Provided records:

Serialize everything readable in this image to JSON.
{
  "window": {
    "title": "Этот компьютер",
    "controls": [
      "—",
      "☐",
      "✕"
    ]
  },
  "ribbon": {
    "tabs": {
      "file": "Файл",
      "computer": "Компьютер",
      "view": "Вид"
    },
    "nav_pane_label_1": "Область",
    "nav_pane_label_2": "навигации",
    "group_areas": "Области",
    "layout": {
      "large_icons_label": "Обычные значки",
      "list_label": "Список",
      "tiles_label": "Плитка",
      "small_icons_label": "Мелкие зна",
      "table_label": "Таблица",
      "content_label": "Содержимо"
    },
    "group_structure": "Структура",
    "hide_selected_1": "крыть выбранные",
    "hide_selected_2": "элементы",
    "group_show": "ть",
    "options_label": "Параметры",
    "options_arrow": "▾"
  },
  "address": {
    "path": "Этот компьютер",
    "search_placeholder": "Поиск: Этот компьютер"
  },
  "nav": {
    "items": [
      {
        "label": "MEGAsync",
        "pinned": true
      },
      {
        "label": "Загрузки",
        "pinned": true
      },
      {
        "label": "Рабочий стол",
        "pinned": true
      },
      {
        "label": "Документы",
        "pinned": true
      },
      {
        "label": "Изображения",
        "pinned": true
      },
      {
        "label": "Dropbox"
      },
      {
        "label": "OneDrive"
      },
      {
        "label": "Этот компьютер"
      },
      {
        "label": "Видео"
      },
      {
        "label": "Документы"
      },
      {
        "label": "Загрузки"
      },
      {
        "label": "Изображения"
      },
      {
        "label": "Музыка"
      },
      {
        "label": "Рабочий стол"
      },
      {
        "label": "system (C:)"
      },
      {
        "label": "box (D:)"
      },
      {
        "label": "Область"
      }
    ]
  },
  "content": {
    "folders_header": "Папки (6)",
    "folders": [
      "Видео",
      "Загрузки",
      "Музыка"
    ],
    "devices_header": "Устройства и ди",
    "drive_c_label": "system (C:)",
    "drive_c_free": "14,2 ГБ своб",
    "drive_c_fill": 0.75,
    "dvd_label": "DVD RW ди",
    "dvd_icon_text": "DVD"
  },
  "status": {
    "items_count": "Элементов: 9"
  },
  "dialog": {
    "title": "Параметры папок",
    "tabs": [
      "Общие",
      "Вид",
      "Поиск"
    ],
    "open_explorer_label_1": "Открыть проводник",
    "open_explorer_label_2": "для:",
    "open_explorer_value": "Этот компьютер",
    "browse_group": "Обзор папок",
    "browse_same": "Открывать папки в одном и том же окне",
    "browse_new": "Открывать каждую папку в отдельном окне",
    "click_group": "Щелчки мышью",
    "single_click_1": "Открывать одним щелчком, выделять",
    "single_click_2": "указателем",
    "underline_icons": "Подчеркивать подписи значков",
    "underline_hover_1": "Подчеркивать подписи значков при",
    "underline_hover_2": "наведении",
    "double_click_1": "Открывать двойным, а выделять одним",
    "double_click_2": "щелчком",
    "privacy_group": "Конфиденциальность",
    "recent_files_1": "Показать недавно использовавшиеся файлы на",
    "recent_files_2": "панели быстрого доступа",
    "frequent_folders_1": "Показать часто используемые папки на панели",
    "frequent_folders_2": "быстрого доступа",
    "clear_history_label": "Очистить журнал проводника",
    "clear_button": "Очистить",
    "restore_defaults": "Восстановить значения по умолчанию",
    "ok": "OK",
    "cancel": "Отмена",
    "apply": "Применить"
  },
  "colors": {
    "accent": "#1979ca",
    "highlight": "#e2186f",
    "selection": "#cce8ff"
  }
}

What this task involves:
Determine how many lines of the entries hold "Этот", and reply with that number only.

Expected output:
5